In my gated seniors community, it’s easy to think, “There’s not a homeless problem. I haven’t seen any pregnant teenage girls—why then does the news talk about abortion rates among pregnant teenagers? And what can I possibly do about it anyway?” Yet hurting people brush past our lives every day, whether it’s a stranger in a parking lot or a family member in chronic pain. Noticing the needs and hurts of others requires determination to look within the parameters of our corner of the world yet beyond the six-foot bubble of our own existence. We’ll be most effective to respond to world need when we use our mid-range vision to serve the people we see every day.
How can you improve your focus on other people?
- Pray: Each morning, ask the Lord, Who do You want me to see today?
- Pause: Unstuff your day so you have the flexibility to stop for other people. You may think you don’t have time, but God is the Lord of time and space. If you stop in His name to care for someone else, He will bless and stretch your moments to get everything else done.
- People Watch: Observe the people around you. Look at their face. Watch their body language and their interactions with others. Keep praying that the Lord will show you what He wants you to see.
It’s The Small Stuff
Our help doesn’t have to be big or costly. While in line at a dollar discount store, I noticed two small active boys with an increasingly distracted father. I smiled and engaged one boy in conversation about the items he intended to buy. And I saw the father take a breather.
I’m delighted that my new vision allowed me to notice someone in trouble that night in the movie theater parking lot. I’m glad I’m married to a man who knows how to use a pair of jumper cables. We were able to be the hands and feet of Jesus to a stranded couple because we saw the need and my husband responded. And my experience caused me to ask, Who else have I not noticed before now? The satisfaction of easing the stress of someone’s day makes me want to do it again.
Granted, we may not be the person to do the helping. If I were alone, had two small children in the car, and knew nothing about jumper cables, it would be unwise for me to stop and offer help. But I still could help by praying for the stranded stranger or connecting with the security guard. At the very least, noticing a need gives me practice in thinking through what I could do to help and how I could respond the next time.

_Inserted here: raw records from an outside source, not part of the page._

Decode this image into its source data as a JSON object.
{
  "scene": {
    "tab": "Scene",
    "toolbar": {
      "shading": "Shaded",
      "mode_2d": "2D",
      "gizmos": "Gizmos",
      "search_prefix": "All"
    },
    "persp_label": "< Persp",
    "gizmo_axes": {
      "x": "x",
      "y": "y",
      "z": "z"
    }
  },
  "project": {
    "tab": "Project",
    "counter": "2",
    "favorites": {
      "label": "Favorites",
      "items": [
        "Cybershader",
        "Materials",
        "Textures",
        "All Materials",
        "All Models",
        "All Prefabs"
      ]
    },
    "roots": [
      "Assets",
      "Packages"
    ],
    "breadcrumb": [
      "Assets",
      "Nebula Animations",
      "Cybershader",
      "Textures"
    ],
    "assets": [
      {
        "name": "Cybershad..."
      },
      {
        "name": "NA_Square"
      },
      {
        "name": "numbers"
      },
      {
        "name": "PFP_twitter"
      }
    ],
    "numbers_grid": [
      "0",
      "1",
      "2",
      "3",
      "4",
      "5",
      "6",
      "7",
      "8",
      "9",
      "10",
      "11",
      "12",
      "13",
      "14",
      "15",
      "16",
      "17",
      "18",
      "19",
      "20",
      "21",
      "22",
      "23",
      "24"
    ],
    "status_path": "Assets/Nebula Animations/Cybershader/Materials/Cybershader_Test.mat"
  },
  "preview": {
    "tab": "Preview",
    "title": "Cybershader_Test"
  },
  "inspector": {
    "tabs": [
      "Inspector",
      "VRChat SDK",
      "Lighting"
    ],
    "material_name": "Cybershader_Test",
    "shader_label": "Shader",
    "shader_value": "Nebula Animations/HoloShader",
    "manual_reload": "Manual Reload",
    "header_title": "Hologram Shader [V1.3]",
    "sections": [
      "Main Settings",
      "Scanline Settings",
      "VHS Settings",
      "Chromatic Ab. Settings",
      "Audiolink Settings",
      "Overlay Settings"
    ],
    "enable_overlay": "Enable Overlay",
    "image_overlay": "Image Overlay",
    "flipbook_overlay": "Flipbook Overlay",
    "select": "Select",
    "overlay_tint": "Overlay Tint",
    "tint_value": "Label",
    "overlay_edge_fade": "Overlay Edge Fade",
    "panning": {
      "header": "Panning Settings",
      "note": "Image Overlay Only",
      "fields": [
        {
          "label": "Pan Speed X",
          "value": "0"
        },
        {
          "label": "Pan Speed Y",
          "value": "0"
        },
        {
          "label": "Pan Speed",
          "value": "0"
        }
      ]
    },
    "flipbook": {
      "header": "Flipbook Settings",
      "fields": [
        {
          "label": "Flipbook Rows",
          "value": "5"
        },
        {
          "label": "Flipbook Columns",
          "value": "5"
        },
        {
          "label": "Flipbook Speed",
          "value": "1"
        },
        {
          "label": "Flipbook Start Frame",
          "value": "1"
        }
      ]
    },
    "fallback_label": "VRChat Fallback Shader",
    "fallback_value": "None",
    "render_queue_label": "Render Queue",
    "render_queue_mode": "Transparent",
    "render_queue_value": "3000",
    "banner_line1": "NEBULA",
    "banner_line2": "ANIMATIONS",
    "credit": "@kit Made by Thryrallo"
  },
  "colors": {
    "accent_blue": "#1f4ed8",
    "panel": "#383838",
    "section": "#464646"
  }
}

As God opens your eyes to the needs of hurting people around you, praise Him that you noticed. For seeing the hurts and hearing the heart cries shows that you are gaining the perspectives of your Heavenly Father and learning to love as He loves.